| What the task asks |
Output the listing below verbatim, without images.

| Input material |
- Opening Delimiter -
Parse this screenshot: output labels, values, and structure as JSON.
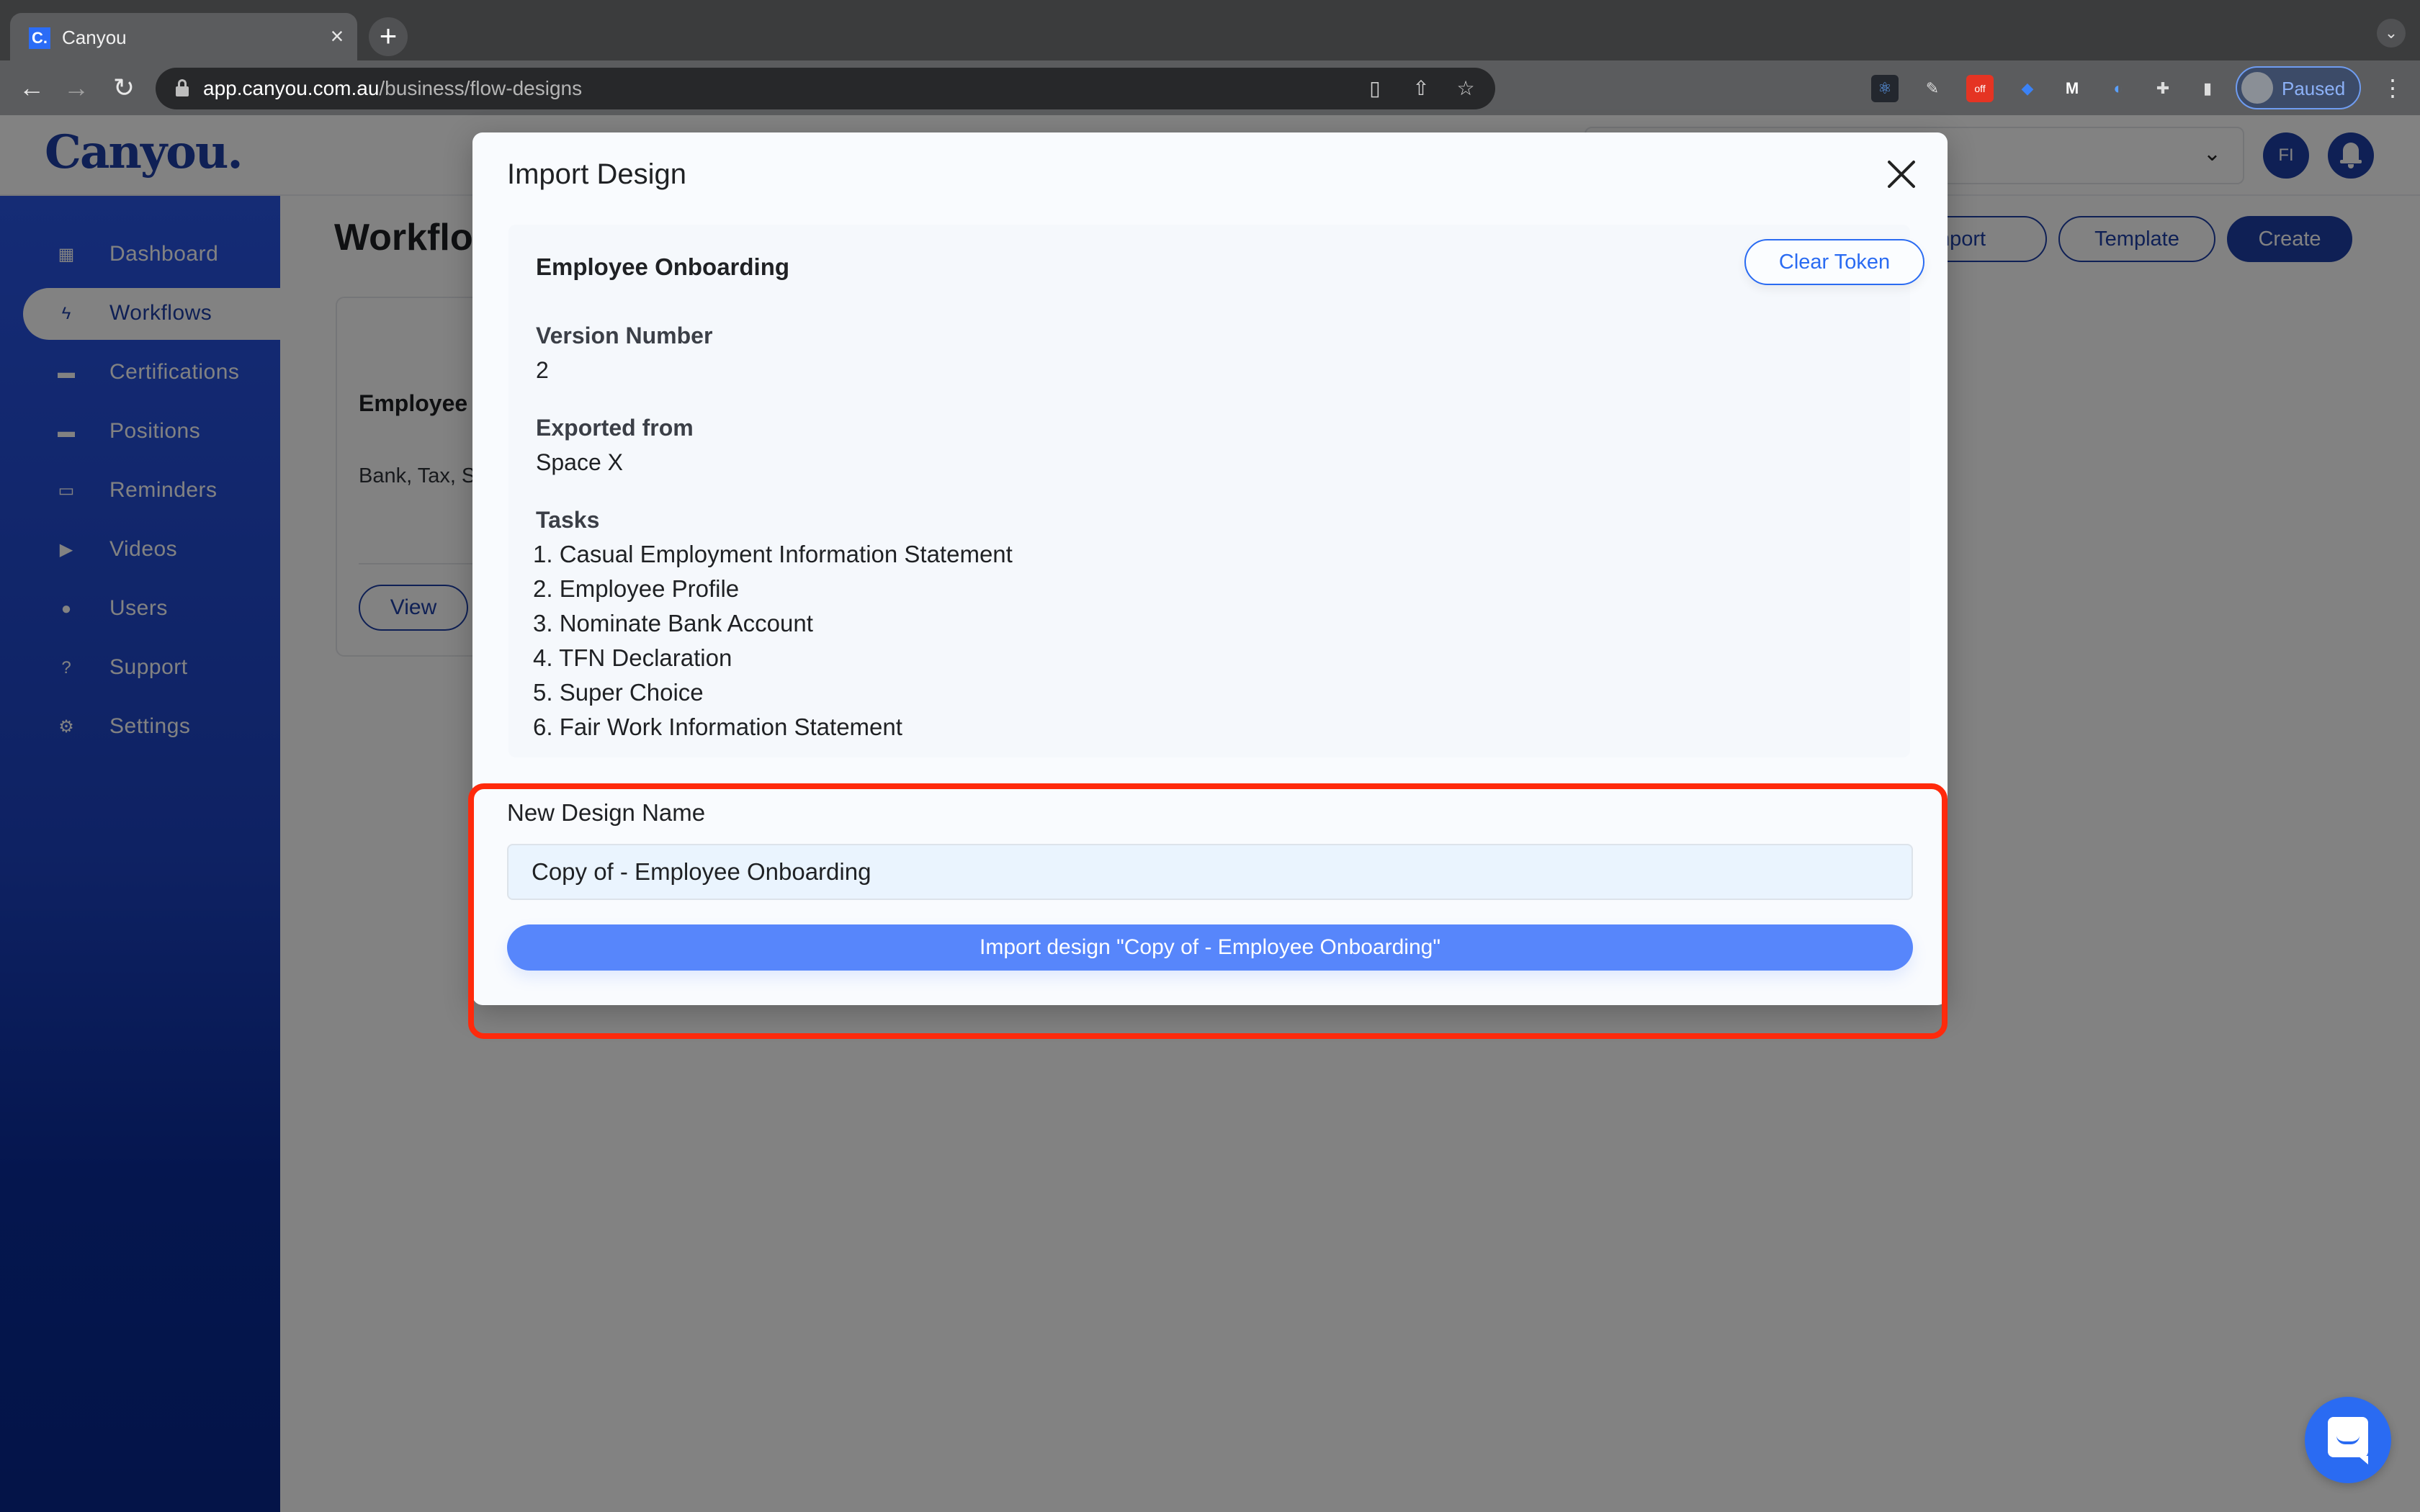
{
  "browser": {
    "tab_title": "Canyou",
    "tab_favicon": "C.",
    "tab_close": "×",
    "new_tab": "+",
    "url_host": "app.canyou.com.au",
    "url_path": "/business/flow-designs",
    "profile_label": "Paused",
    "extensions": [
      "react-devtools-icon",
      "color-picker-icon",
      "cors-off-icon",
      "tag-icon",
      "m-icon",
      "password-manager-icon",
      "puzzle-extensions-icon",
      "sidepanel-icon"
    ]
  },
  "app": {
    "logo": "Canyou.",
    "user_initials": "FI",
    "brand_color": "#1e3fa8",
    "sidebar": {
      "items": [
        {
          "label": "Dashboard",
          "icon": "dashboard-icon",
          "active": false
        },
        {
          "label": "Workflows",
          "icon": "lightning-icon",
          "active": true
        },
        {
          "label": "Certifications",
          "icon": "briefcase-icon",
          "active": false
        },
        {
          "label": "Positions",
          "icon": "briefcase-icon",
          "active": false
        },
        {
          "label": "Reminders",
          "icon": "calendar-icon",
          "active": false
        },
        {
          "label": "Videos",
          "icon": "video-icon",
          "active": false
        },
        {
          "label": "Users",
          "icon": "user-icon",
          "active": false
        },
        {
          "label": "Support",
          "icon": "chat-help-icon",
          "active": false
        },
        {
          "label": "Settings",
          "icon": "gear-icon",
          "active": false
        }
      ]
    },
    "page": {
      "title": "Workflows",
      "buttons": {
        "import": "Import",
        "template": "Template",
        "create": "Create"
      },
      "card": {
        "title": "Employee Onboarding",
        "description": "Bank, Tax, Super and Fair Work information",
        "view_label": "View"
      }
    }
  },
  "modal": {
    "title": "Import Design",
    "design_name": "Employee Onboarding",
    "clear_token_label": "Clear Token",
    "version_label": "Version Number",
    "version_value": "2",
    "exported_label": "Exported from",
    "exported_value": "Space X",
    "tasks_label": "Tasks",
    "tasks": [
      "1. Casual Employment Information Statement",
      "2. Employee Profile",
      "3. Nominate Bank Account",
      "4. TFN Declaration",
      "5. Super Choice",
      "6. Fair Work Information Statement"
    ],
    "new_name_label": "New Design Name",
    "new_name_value": "Copy of - Employee Onboarding",
    "import_button_label": "Import design \"Copy of - Employee Onboarding\"",
    "highlight_color": "#ff2a0c"
  }
}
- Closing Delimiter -
| Completed task |
Parse this screenshot: output labels, values, and structure as JSON.
{
  "browser": {
    "tab_title": "Canyou",
    "tab_favicon": "C.",
    "tab_close": "×",
    "new_tab": "+",
    "url_host": "app.canyou.com.au",
    "url_path": "/business/flow-designs",
    "profile_label": "Paused",
    "extensions": [
      "react-devtools-icon",
      "color-picker-icon",
      "cors-off-icon",
      "tag-icon",
      "m-icon",
      "password-manager-icon",
      "puzzle-extensions-icon",
      "sidepanel-icon"
    ]
  },
  "app": {
    "logo": "Canyou.",
    "user_initials": "FI",
    "brand_color": "#1e3fa8",
    "sidebar": {
      "items": [
        {
          "label": "Dashboard",
          "icon": "dashboard-icon",
          "active": false
        },
        {
          "label": "Workflows",
          "icon": "lightning-icon",
          "active": true
        },
        {
          "label": "Certifications",
          "icon": "briefcase-icon",
          "active": false
        },
        {
          "label": "Positions",
          "icon": "briefcase-icon",
          "active": false
        },
        {
          "label": "Reminders",
          "icon": "calendar-icon",
          "active": false
        },
        {
          "label": "Videos",
          "icon": "video-icon",
          "active": false
        },
        {
          "label": "Users",
          "icon": "user-icon",
          "active": false
        },
        {
          "label": "Support",
          "icon": "chat-help-icon",
          "active": false
        },
        {
          "label": "Settings",
          "icon": "gear-icon",
          "active": false
        }
      ]
    },
    "page": {
      "title": "Workflows",
      "buttons": {
        "import": "Import",
        "template": "Template",
        "create": "Create"
      },
      "card": {
        "title": "Employee Onboarding",
        "description": "Bank, Tax, Super and Fair Work information",
        "view_label": "View"
      }
    }
  },
  "modal": {
    "title": "Import Design",
    "design_name": "Employee Onboarding",
    "clear_token_label": "Clear Token",
    "version_label": "Version Number",
    "version_value": "2",
    "exported_label": "Exported from",
    "exported_value": "Space X",
    "tasks_label": "Tasks",
    "tasks": [
      "1. Casual Employment Information Statement",
      "2. Employee Profile",
      "3. Nominate Bank Account",
      "4. TFN Declaration",
      "5. Super Choice",
      "6. Fair Work Information Statement"
    ],
    "new_name_label": "New Design Name",
    "new_name_value": "Copy of - Employee Onboarding",
    "import_button_label": "Import design \"Copy of - Employee Onboarding\"",
    "highlight_color": "#ff2a0c"
  }
}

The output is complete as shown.